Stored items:
_ _ _ _ _ _ _

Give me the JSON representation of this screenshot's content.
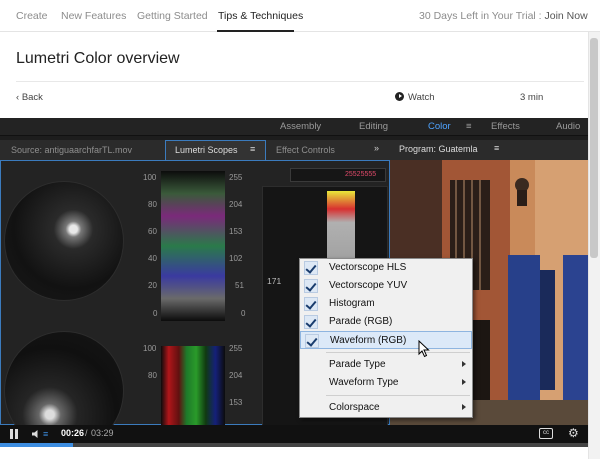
{
  "top_nav": {
    "tabs": [
      {
        "label": "Create"
      },
      {
        "label": "New Features"
      },
      {
        "label": "Getting Started"
      },
      {
        "label": "Tips & Techniques",
        "active": true
      }
    ],
    "trial_text": "30 Days Left in Your Trial :",
    "join_label": "Join Now"
  },
  "page": {
    "title": "Lumetri Color overview",
    "back_label": "Back",
    "watch_label": "Watch",
    "duration": "3 min"
  },
  "video": {
    "workspaces": [
      "Assembly",
      "Editing",
      "Color",
      "Effects",
      "Audio"
    ],
    "active_workspace": "Color",
    "source_tab": "Source: antiguaarchfarTL.mov",
    "scopes_tab": "Lumetri Scopes",
    "effect_controls_tab": "Effect Controls",
    "program_tab": "Program: Guatemla",
    "waveform_left_ticks": [
      "100",
      "80",
      "60",
      "40",
      "20",
      "0"
    ],
    "waveform_right_ticks": [
      "255",
      "204",
      "153",
      "102",
      "51",
      "0"
    ],
    "lower_left_ticks": [
      "100",
      "80"
    ],
    "lower_right_ticks": [
      "255",
      "204",
      "153"
    ],
    "parade_tick": "171",
    "parade_mini_label": "25525555",
    "context_menu": {
      "items": [
        {
          "label": "Vectorscope HLS",
          "checked": true
        },
        {
          "label": "Vectorscope YUV",
          "checked": true
        },
        {
          "label": "Histogram",
          "checked": true
        },
        {
          "label": "Parade (RGB)",
          "checked": true
        },
        {
          "label": "Waveform (RGB)",
          "checked": true,
          "highlighted": true
        }
      ],
      "submenus": [
        {
          "label": "Parade Type"
        },
        {
          "label": "Waveform Type"
        },
        {
          "label": "Colorspace"
        }
      ]
    },
    "controls": {
      "time_current": "00:26",
      "time_total": "03:29",
      "progress": 0.124
    }
  },
  "colors": {
    "accent_blue": "#3d8de0",
    "workspace_active": "#4ea3ff",
    "panel_dark": "#1d1d1d"
  }
}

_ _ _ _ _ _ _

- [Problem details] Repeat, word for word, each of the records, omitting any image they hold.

- [Output for this task]
Give me the JSON representation of this screenshot's content.
{
  "top_nav": {
    "tabs": [
      {
        "label": "Create"
      },
      {
        "label": "New Features"
      },
      {
        "label": "Getting Started"
      },
      {
        "label": "Tips & Techniques",
        "active": true
      }
    ],
    "trial_text": "30 Days Left in Your Trial :",
    "join_label": "Join Now"
  },
  "page": {
    "title": "Lumetri Color overview",
    "back_label": "Back",
    "watch_label": "Watch",
    "duration": "3 min"
  },
  "video": {
    "workspaces": [
      "Assembly",
      "Editing",
      "Color",
      "Effects",
      "Audio"
    ],
    "active_workspace": "Color",
    "source_tab": "Source: antiguaarchfarTL.mov",
    "scopes_tab": "Lumetri Scopes",
    "effect_controls_tab": "Effect Controls",
    "program_tab": "Program: Guatemla",
    "waveform_left_ticks": [
      "100",
      "80",
      "60",
      "40",
      "20",
      "0"
    ],
    "waveform_right_ticks": [
      "255",
      "204",
      "153",
      "102",
      "51",
      "0"
    ],
    "lower_left_ticks": [
      "100",
      "80"
    ],
    "lower_right_ticks": [
      "255",
      "204",
      "153"
    ],
    "parade_tick": "171",
    "parade_mini_label": "25525555",
    "context_menu": {
      "items": [
        {
          "label": "Vectorscope HLS",
          "checked": true
        },
        {
          "label": "Vectorscope YUV",
          "checked": true
        },
        {
          "label": "Histogram",
          "checked": true
        },
        {
          "label": "Parade (RGB)",
          "checked": true
        },
        {
          "label": "Waveform (RGB)",
          "checked": true,
          "highlighted": true
        }
      ],
      "submenus": [
        {
          "label": "Parade Type"
        },
        {
          "label": "Waveform Type"
        },
        {
          "label": "Colorspace"
        }
      ]
    },
    "controls": {
      "time_current": "00:26",
      "time_total": "03:29",
      "progress": 0.124
    }
  },
  "colors": {
    "accent_blue": "#3d8de0",
    "workspace_active": "#4ea3ff",
    "panel_dark": "#1d1d1d"
  }
}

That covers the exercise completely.